At NALEO, Mitt Romney's speech perfectly summarized what he has to offer Latinos: nothing. No amount of evasive rhetoric and vague pleasantries will hide the basic fact that Mitt Romney won't stand up for the Dream Act, supports Arizona's discriminatory, anti-immigrant laws and believes immigrants should "self-deport." His views on Latinos and immigration are wrong, extreme and would divide our nation. With President Obama's leadership last week for immigrants, the contrast between Mitt Romney and the President has never been clearer.

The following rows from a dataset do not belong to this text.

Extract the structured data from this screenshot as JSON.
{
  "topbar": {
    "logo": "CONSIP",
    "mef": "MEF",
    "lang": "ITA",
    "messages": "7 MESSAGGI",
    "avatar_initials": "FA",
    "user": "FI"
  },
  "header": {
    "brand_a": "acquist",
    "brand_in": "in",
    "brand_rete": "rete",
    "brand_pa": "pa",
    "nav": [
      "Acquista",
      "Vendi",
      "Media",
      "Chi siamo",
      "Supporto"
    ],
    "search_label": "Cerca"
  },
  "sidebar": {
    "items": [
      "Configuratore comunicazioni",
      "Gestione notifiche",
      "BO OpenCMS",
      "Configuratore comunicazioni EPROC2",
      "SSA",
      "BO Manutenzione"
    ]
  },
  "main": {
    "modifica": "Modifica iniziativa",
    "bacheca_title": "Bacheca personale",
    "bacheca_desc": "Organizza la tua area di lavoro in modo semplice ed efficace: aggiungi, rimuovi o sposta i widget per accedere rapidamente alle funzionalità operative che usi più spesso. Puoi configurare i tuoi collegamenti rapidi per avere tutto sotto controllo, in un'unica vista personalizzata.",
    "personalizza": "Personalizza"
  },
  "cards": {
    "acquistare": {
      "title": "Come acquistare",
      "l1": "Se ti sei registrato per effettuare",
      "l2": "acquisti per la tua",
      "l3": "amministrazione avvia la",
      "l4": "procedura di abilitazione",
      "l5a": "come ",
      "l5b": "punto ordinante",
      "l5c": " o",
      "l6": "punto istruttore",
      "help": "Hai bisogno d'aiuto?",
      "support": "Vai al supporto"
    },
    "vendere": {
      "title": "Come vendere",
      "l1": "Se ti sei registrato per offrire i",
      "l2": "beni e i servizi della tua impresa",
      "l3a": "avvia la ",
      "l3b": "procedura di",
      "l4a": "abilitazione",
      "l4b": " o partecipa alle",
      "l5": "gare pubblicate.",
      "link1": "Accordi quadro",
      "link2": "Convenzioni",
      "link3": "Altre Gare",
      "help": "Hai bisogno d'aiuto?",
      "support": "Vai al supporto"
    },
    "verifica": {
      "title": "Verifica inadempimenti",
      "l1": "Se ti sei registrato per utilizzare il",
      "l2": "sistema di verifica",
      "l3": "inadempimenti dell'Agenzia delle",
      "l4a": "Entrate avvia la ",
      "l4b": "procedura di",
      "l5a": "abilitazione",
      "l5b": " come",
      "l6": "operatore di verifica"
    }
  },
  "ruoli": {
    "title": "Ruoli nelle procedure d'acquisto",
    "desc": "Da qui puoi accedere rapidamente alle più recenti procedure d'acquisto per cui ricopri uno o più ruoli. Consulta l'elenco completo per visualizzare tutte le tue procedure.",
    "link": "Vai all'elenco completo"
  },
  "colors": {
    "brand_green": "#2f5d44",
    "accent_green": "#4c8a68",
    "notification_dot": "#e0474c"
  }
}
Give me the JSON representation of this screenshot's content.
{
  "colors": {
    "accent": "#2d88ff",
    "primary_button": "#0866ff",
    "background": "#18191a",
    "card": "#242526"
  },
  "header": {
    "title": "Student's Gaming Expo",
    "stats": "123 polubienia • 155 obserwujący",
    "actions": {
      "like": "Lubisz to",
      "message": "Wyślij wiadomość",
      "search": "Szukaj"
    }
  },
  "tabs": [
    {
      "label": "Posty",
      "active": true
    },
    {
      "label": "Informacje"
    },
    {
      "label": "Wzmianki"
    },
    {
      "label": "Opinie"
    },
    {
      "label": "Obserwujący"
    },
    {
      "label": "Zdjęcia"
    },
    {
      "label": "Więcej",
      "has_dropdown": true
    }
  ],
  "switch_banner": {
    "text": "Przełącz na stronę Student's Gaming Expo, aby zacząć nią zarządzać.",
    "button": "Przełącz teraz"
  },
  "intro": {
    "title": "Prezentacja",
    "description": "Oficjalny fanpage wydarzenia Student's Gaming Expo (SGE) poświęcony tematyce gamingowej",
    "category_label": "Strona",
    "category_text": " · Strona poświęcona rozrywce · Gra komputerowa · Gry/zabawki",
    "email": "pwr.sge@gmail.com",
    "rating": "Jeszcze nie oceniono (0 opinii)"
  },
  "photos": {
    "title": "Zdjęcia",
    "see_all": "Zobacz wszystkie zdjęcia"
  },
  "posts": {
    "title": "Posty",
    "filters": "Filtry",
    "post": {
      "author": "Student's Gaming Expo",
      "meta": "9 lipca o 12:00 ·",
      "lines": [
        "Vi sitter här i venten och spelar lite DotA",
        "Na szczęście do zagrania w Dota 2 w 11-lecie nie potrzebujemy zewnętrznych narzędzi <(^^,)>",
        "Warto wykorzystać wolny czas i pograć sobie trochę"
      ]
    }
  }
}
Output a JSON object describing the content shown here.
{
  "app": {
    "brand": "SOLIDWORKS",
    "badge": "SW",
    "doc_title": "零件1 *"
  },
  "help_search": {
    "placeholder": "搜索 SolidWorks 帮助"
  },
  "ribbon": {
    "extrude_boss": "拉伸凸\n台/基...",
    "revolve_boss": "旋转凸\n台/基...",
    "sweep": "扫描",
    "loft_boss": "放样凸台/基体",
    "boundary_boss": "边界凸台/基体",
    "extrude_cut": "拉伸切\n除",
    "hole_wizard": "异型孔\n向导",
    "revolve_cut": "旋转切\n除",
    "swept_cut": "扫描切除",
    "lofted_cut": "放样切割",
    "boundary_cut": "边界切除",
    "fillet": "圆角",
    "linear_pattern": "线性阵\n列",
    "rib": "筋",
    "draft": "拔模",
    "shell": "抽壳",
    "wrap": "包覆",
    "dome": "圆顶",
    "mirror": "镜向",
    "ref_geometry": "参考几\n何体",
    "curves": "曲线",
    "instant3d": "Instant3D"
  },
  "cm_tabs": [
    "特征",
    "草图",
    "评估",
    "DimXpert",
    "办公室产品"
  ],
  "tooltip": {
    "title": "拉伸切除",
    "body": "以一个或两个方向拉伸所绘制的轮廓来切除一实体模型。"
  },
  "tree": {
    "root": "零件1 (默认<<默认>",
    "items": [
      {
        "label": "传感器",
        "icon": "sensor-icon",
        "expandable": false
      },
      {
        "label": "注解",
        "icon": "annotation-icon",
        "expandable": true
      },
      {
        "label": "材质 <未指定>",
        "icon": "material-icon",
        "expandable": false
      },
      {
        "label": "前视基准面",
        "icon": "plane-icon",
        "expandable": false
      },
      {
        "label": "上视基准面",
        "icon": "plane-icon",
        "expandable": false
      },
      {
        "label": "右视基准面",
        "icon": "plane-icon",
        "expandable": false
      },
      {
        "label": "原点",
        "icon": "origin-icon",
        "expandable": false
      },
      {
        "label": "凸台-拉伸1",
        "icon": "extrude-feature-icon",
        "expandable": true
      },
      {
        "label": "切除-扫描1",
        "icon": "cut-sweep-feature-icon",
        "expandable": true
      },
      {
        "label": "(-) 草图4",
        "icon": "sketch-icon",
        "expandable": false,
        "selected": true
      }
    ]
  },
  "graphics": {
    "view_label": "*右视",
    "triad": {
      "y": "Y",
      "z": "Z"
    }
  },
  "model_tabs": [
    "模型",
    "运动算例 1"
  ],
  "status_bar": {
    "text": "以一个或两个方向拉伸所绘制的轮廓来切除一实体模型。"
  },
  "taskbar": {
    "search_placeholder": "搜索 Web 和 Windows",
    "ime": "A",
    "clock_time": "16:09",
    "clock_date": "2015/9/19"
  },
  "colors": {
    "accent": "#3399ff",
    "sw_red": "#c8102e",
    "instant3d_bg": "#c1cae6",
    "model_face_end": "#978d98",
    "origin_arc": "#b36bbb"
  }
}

The President and his sensible shift in policy to prioritize the deportation of criminals over DREAM Act youth has put Romney and the Republicans in a vise-grip. The President called their bluff. Romney can either stand with the anti-immigrant hawks or he can stand with the American people, including the Latino community, but trying to both will fall flat, like today.
What I saw was a Republican presidential candidate that clearly will not break with the hardest core positions held by some in his anti-immigration base, which then prevents him from moving towards the sensible middle on immigration.
It is a model for the problem Romney and the Republicans have on so many other issues. They are scared of their strongest supporters, which makes it difficult to imagine the Republicans will succeed with other more centrist voters.
On immigration, Romney will try to reconcile the gulf between the Republican base and the rest of the country — and especially Latinos — by being vague and talking in generalities. He avoids saying anything concrete on immigration to prevent upsetting the majority of the American people on the one hand or causing the anti-immigration wing of his party to explode on the other.
So Romney is mum on whether he would deport 800,000 DREAMers and their families by repealing the President's policy. And Romney is mum on what he would do with their families and the rest of the 10 to 12 million undocumented immigrants in the U.S. Romney talks about elements of comprehensive immigration reform, like legal immigration reform and an employment verification system, but will not articulate how to accomplish those reforms without also legalizing some of those already here. He knows that the "self-deportation" fantasy of tens of millions of people leaving the U.S. is not credible, so he would be better off saying nothing, especially when addressing a Latino audience.